→ Aim of the exercise
Repeat each entry exactly and drop the pictures.

→ Working data
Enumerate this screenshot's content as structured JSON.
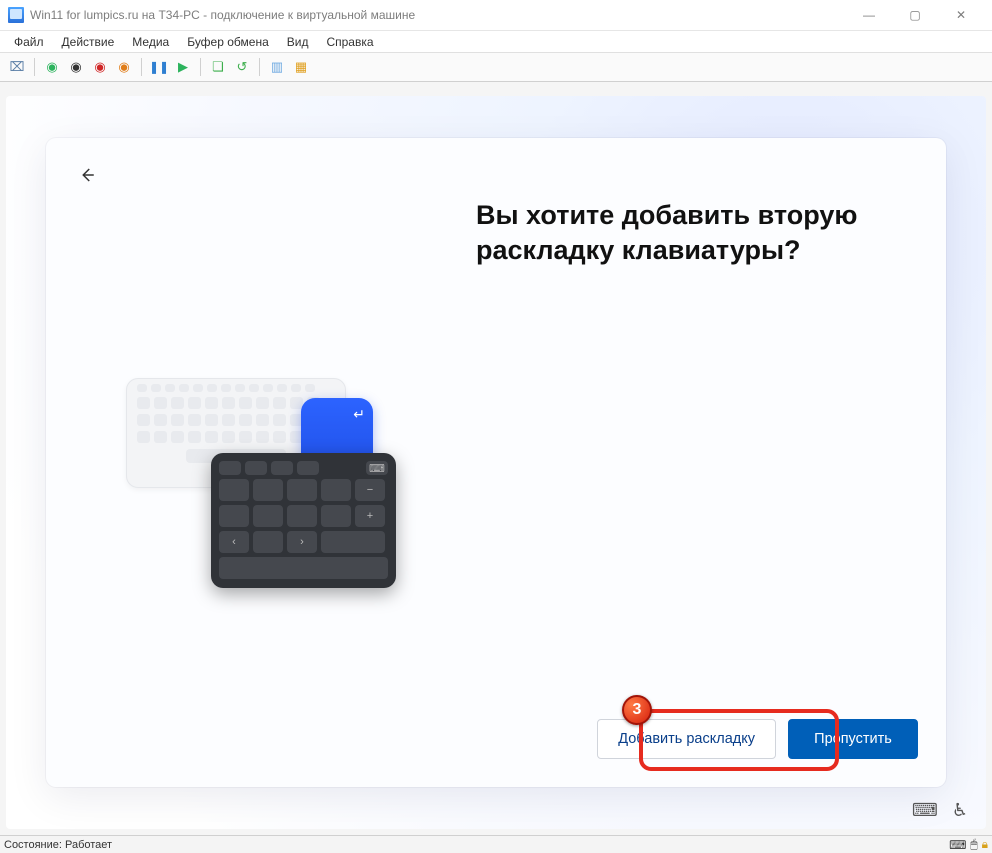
{
  "titlebar": {
    "title": "Win11 for lumpics.ru на T34-PC - подключение к виртуальной машине"
  },
  "menubar": {
    "items": [
      "Файл",
      "Действие",
      "Медиа",
      "Буфер обмена",
      "Вид",
      "Справка"
    ]
  },
  "oobe": {
    "heading": "Вы хотите добавить вторую раскладку клавиатуры?",
    "add_layout_label": "Добавить раскладку",
    "skip_label": "Пропустить"
  },
  "annotation": {
    "step": "3"
  },
  "statusbar": {
    "text": "Состояние: Работает"
  }
}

→ Task solution
Enumerate this screenshot's content as structured JSON.
{
  "titlebar": {
    "title": "Win11 for lumpics.ru на T34-PC - подключение к виртуальной машине"
  },
  "menubar": {
    "items": [
      "Файл",
      "Действие",
      "Медиа",
      "Буфер обмена",
      "Вид",
      "Справка"
    ]
  },
  "oobe": {
    "heading": "Вы хотите добавить вторую раскладку клавиатуры?",
    "add_layout_label": "Добавить раскладку",
    "skip_label": "Пропустить"
  },
  "annotation": {
    "step": "3"
  },
  "statusbar": {
    "text": "Состояние: Работает"
  }
}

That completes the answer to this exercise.